‘Captain Marvel’ Review

Lord, grant me the confidence of a mediocre movie about a cosmically powered white woman

Captain Marvel

Plot points for Captain Marvel will be discussed below.

Captain Marvel is a big bowl of mediocrity, a soup comprised of an underwhelming, lightweight lead saddled with poorly edited action scenes that's set to a disastrously-on-the-nose soundtrack in service of a script that offers little in the way of deviation from the comic book movie mold, with a few winning bit performances that keep the thing from being a total waste of your time.

Indeed, the most emotionally resonant moment in the film came during the opening credits. The Marvel Studios logo, which typically showcases the brand's cavalcade of heroes in a variety of poses, instead featured iconic Marvel mastermind Stan Lee in his various cameos. A title card after the animation read, simply, "Thank you, Stan." It's the closest thing to a genuine sentiment that Captain Marvel has to offer.

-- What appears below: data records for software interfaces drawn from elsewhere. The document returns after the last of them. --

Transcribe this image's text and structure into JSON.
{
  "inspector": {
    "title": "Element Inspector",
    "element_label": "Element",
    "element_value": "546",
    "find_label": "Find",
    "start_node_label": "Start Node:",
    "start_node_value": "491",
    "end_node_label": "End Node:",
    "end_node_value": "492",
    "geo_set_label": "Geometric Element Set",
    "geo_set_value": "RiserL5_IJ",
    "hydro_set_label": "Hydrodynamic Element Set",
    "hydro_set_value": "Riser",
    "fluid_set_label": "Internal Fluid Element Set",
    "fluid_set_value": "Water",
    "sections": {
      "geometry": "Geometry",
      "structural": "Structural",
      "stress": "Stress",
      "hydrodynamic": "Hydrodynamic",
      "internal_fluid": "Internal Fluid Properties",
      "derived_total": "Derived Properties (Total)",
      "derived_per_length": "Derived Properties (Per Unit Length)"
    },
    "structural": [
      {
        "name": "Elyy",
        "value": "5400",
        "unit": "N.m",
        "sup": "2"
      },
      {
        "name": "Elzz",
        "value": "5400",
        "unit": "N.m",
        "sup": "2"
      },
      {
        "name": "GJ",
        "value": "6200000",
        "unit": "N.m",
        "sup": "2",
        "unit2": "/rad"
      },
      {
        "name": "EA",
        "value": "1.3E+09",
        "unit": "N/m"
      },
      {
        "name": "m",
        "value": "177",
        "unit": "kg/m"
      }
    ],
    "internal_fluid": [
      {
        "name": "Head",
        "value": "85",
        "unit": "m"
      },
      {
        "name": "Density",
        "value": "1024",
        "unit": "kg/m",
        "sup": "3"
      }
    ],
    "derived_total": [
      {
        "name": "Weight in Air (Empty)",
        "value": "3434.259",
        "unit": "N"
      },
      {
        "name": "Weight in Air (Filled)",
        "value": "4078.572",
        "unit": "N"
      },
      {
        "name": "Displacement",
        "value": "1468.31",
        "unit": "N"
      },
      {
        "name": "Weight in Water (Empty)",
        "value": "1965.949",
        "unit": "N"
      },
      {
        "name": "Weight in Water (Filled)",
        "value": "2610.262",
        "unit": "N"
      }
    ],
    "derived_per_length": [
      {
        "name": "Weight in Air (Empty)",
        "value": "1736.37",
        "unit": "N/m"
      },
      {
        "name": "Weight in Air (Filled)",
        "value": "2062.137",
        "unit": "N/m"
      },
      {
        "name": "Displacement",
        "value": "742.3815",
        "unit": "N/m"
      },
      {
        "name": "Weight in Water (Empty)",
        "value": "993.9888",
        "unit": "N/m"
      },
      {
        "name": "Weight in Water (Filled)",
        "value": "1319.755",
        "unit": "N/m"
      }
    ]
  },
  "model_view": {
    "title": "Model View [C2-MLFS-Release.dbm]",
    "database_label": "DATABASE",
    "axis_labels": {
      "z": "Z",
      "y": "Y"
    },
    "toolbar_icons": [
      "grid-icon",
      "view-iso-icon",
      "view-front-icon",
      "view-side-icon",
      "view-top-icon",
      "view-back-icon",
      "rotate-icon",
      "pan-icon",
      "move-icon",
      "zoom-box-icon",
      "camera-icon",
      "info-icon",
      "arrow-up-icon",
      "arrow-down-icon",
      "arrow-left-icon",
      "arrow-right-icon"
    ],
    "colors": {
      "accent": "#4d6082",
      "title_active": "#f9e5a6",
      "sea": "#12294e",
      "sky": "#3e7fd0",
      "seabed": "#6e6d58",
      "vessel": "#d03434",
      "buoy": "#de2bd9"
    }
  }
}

What follows is pretty standard superhero origin story stuff. Vers (Brie Larson) is training for battle on the Kree home world, trying to learn to control her powers and her emotions in order to better serve as a warrior against the Skrull hordes. Skrulls are tricky, you see: they can shapeshift, able to mimic anyone they lay eyes on. The Kree are trying to wipe them out for … some reason. General ickiness, I guess.

Yada yada yada, Vers winds up on Earth—a planet that, for some reason, seems very familiar to her. And to us, given that it's Earth ca. 1995. Look at the Blockbuster Videos! Marvel at the payphones! Gaze upon the two-way pagers that mark the height of technological sophistication!

It is on Earth that Vers meets Nick Fury (Samuel L. Jackson), Agent of SHIELD, and Talos (Ben Mendelsohn), Skrull general. It is also on Earth that she learns her name is actually Carol Danvers and that she is Strong and also that she is Powerful and definitely that she Doesn't Need No Man Telling Her To Smile Because That Is The Worst Thing You Can Say To A Lady.

What she doesn't learn, sadly, is how to be an interesting onscreen presence. There's nothing remarkable or unusual about Danvers, nothing that gives us a reason to cheer for her. She's a null set, a blank, a hero whose heroism stems from nothing. Reinforcing this blankness is Brie's affect, which is charmless and stiff. She's just kind of awkward, her lack of charisma and screen presence only made more obvious when compared to the wattage thrown off by Jude Law (who plays her Kree handler, Yon-Rogg), Samuel L. Jackson (who shines through the de-aging wizardry previously used in Captain America: Civil War and Ant-Man and the Wasp), and Mendelsohn (who manages a more emotionally authentic performance despite being buried under layers of makeup and prosthetics).

The biggest problem with Larson's performance is that her voice, simply, has no presence. It doesn't resonate; it just drifts off into the ether. She lacks the steel of Angelina Jolie (Wanted) or Sigourney Weaver (Alien), the exotic appeal of Gal Gadot (Wonder Woman) or Alicia Vikander (Tomb Raider). She doesn't even have the panicked, frayed depth of feeling conveyed by Jennifer Lawrence in the Hunger Games movies. This is to say nothing of her onscreen counterparts, Jackson, Law, and Mendelsohn, three actors with iconic and instantly recognizable timbres. It's telling that Captain Marvel is more interesting when it's focused on Nick Fury or some random Skrull than on the title character.

And yet, still, all of this could be forgiven if Captain Marvel were, at the very least, an entertaining bit of spectacle. Alas, directors/writers Anna Boden and Ryan Fleck seemingly have no idea how to put together an eye-catching action sequence, substituting chaotic cutting for coherent combat. Outside of an initial bit of training between Yon-Rogg and Vers, there's no flow in any of the fights. When they aren't choppily edited, as when Danvers flees a Skrull ship while her hands are manacled, they're shrouded in ugly, obscuring darkness, as when she and her team of Kree warriors assault a planet infested by Skrulls. Don't even get me started on the musical cues, which seem to have been crafted by a radio station intern asked to cull hits from 90s bands with female lead singers. If you don't groan out loud when No Doubt's "Just a Girl" starts playing, you're dead inside.

Worse still is the moment when Captain Marvel fully unleashes her power cosmic. She resembles nothing so much as a half-thought-through anime character, firing energy blasts from her hands at someone else who is firing energy blasts from their hands, the collision of colors failing to convey anything approaching real stakes. By scene's end, Captain Marvel is glowing gold, her hair floating upwards. And I realized what, exactly, this whole enterprise reminded me of.

She's just an off-brand Goku. This movie is a 130-minute episode of Dragonball Z. And Captain Marvel is roughly as interesting—thematically, aesthetically—as a mid-season episode of that long-running cartoon.